TORONTO -- Ontario is set to release a "comprehensive fall preparedness plan" in the coming weeks, CTV News Toronto has learned, as the province experiences a new wave of COVID-19 case numbers.

Government sources told CTV News Toronto the province is preparing a strategy to deal with a surge of COVID-19 cases, the seasonal flu and the backlog of surgeries and expecting to unveil the plan once the details have been finalized.

The strategy would include the largest flu vaccination campaign in Ontario's history, as well as funding for hospital capacity, funding to address the surgery backlog and strengthening the protections around long-term care homes.

Ontario Liberal Leader Del Duca said the plan should include expanded sick leave for workers, guaranteed access to full-funded personal protective equipment for residents, patients and workers in long-term care homes and hospitals, and the elimination of wait times for COVID-19 testing.

The party is also considering a private members bill that would create "non-essential, inter-provincial travel restrictions" effectively putting a protective bubble around Ontario -- similar to the Atlantic bubble.

"This option needs to be on the table ... if its needed," Del Duca told CTV News Toronto.

Government sources said the idea of a provincial bubble isn't under consideration but could be discussed among provincial health officials at a later date if needed.

Premier Doug Ford repeatedly stressed this week that Ontario is not "even close" to experiencing the rise in per capita cases that has triggered new restrictions in British Columbia and rejected the idea of reinstating a widespread lockdown.

"It's unacceptable," Ford said at a news conference on Wednesday. "I wouldn't close the whole province when over 16 regions don't have a single case."

While the number of new cases has been on the rise in September, there has not been an increase rise in hospitalizations or deaths.

On Sept. 10, the province listed 54 people in hospital, 14 of whom were in an intensive case unit and nine required a ventilator.

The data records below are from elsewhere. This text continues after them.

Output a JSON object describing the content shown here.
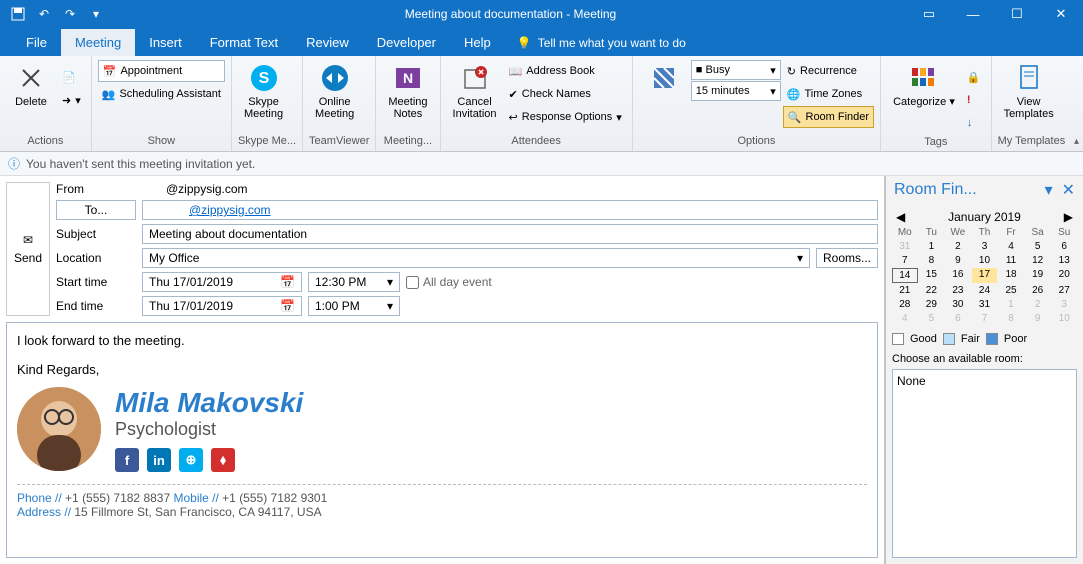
{
  "titlebar": {
    "title": "Meeting about documentation  -  Meeting"
  },
  "tabs": [
    "File",
    "Meeting",
    "Insert",
    "Format Text",
    "Review",
    "Developer",
    "Help"
  ],
  "active_tab": "Meeting",
  "tell_me": "Tell me what you want to do",
  "ribbon": {
    "actions": {
      "label": "Actions",
      "delete": "Delete"
    },
    "show": {
      "label": "Show",
      "appointment": "Appointment",
      "scheduling": "Scheduling Assistant"
    },
    "skype": {
      "label": "Skype Me...",
      "btn": "Skype\nMeeting"
    },
    "tv": {
      "label": "TeamViewer",
      "btn": "Online\nMeeting"
    },
    "notes": {
      "label": "Meeting...",
      "btn": "Meeting\nNotes"
    },
    "cancel": {
      "btn": "Cancel\nInvitation"
    },
    "attendees": {
      "label": "Attendees",
      "address": "Address Book",
      "check": "Check Names",
      "response": "Response Options"
    },
    "options": {
      "label": "Options",
      "busy": "Busy",
      "reminder": "15 minutes",
      "recurrence": "Recurrence",
      "tz": "Time Zones",
      "room": "Room Finder"
    },
    "tags": {
      "label": "Tags",
      "categorize": "Categorize"
    },
    "templates": {
      "label": "My Templates",
      "view": "View\nTemplates"
    }
  },
  "infobar": "You haven't sent this meeting invitation yet.",
  "compose": {
    "send": "Send",
    "from_label": "From",
    "from_value": "@zippysig.com",
    "to_label": "To...",
    "to_value": "@zippysig.com",
    "subject_label": "Subject",
    "subject_value": "Meeting about documentation",
    "location_label": "Location",
    "location_value": "My Office",
    "rooms": "Rooms...",
    "start_label": "Start time",
    "start_date": "Thu 17/01/2019",
    "start_time": "12:30 PM",
    "end_label": "End time",
    "end_date": "Thu 17/01/2019",
    "end_time": "1:00 PM",
    "allday": "All day event"
  },
  "body": {
    "line1": "I look forward to the meeting.",
    "line2": "Kind Regards,",
    "name": "Mila Makovski",
    "role": "Psychologist",
    "phone_label": "Phone // ",
    "phone": "+1 (555) 7182 8837",
    "mobile_label": " Mobile // ",
    "mobile": "+1 (555) 7182 9301",
    "address_label": "Address // ",
    "address": "15 Fillmore St, San Francisco, CA 94117, USA"
  },
  "roomfinder": {
    "title": "Room Fin...",
    "month": "January 2019",
    "dow": [
      "Mo",
      "Tu",
      "We",
      "Th",
      "Fr",
      "Sa",
      "Su"
    ],
    "weeks": [
      [
        "31",
        "1",
        "2",
        "3",
        "4",
        "5",
        "6"
      ],
      [
        "7",
        "8",
        "9",
        "10",
        "11",
        "12",
        "13"
      ],
      [
        "14",
        "15",
        "16",
        "17",
        "18",
        "19",
        "20"
      ],
      [
        "21",
        "22",
        "23",
        "24",
        "25",
        "26",
        "27"
      ],
      [
        "28",
        "29",
        "30",
        "31",
        "1",
        "2",
        "3"
      ],
      [
        "4",
        "5",
        "6",
        "7",
        "8",
        "9",
        "10"
      ]
    ],
    "legend": {
      "good": "Good",
      "fair": "Fair",
      "poor": "Poor"
    },
    "choose": "Choose an available room:",
    "room": "None"
  }
}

On the same day, the province experienced a single COVID-19 death, down from the peak of roughly 60 deaths per day in May.